From a short-term perspective, the sluggish exports are evidence that the international economic situation remains unstable. Economic growth in the US looks better in the short term than for the long term, and it is unlikely to remain above 3 percent. Unemployment in the eurozone stands at more than 12 percent and even Germany has begun to show signs of a recession. Apart from Taiwan’s international competitiveness being weakened by industrial innovation and marketing problems, there is also the excessive focus on China, as pointed out by the minister of economy. It has meant that Taiwanese companies have not been aggressive in the US and European markets and that they have ignored emerging markets, the markets which have seen the largest growth in demand in recent years. As China’s economic growth has passed its peak, its and Taiwan’s industries are moving from complementing each other toward competition. If Taiwan continues to deceive itself with the illusion that China is the world’s largest market and sticks to the mindset of the old “move west” policy, it is asking for trouble.
Since the signing of the Economic Cooperation Framework Agreement with China, the government has bet everything on China and that is the main source of Taiwan’s current economic problems.
Taiwan does not lack capital or talent, but the government is incapable of promoting investment to revitalize the economy. Instead, capital and talent are fleeing the country.
Together with last year’s electricity and fuel price hikes and the capital gains tax on securities transactions, the result has been that the economy has been deserted and private consumption and investment have weakened, leading to falling economic output and anemic economic growth.
Even worse, the government lacks the ability and the determination required to meet this challenge and revitalize the economy. The public, which has seen through the government’s tricks, is losing faith in the economic outlook.
Japanese Prime Minister Shinzo Abe is implementing his “Abenomics” approach in a bid to use currency, fiscal policy and growth promotion strategies to revitalize the Japanese economy, which has been in a slump for several years. Despite the risks, his efforts and determination to change the current situation have met with praise.

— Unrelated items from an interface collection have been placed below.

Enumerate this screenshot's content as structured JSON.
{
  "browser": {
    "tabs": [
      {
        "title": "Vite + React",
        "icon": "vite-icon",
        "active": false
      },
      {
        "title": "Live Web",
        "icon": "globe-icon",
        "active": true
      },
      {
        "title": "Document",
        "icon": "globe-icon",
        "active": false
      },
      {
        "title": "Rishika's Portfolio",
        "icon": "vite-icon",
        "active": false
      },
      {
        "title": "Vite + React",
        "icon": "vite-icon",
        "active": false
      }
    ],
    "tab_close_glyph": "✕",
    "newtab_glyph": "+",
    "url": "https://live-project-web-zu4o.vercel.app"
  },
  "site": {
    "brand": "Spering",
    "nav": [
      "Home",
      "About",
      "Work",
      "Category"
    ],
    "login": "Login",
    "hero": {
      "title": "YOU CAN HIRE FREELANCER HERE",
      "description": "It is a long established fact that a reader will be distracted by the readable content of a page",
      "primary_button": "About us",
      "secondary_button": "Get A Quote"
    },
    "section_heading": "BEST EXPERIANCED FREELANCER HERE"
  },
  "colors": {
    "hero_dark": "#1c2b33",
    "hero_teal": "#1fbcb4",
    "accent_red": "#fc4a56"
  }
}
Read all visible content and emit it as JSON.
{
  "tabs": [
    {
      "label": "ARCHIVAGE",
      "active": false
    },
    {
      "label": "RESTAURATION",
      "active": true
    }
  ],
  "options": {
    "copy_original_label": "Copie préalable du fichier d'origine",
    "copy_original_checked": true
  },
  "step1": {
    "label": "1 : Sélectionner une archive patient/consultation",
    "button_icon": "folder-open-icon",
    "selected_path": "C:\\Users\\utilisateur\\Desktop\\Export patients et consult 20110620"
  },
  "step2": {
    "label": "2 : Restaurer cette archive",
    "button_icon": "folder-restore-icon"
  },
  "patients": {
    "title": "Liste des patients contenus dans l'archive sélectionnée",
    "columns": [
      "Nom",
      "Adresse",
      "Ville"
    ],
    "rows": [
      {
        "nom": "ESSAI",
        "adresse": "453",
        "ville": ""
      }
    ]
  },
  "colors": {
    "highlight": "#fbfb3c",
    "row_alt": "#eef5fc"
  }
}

Taiwan’s economy, on the other hand, is in the hands of Ma, and with the exception of big talk, empty slogans, broken promises, ineptitude and Sinicization, he is incapable of doing anything to meet the long and short-term challenges facing the economy. The public cannot simply sit by and wait in anticipation: It must take action.
Translated by Perry Svensson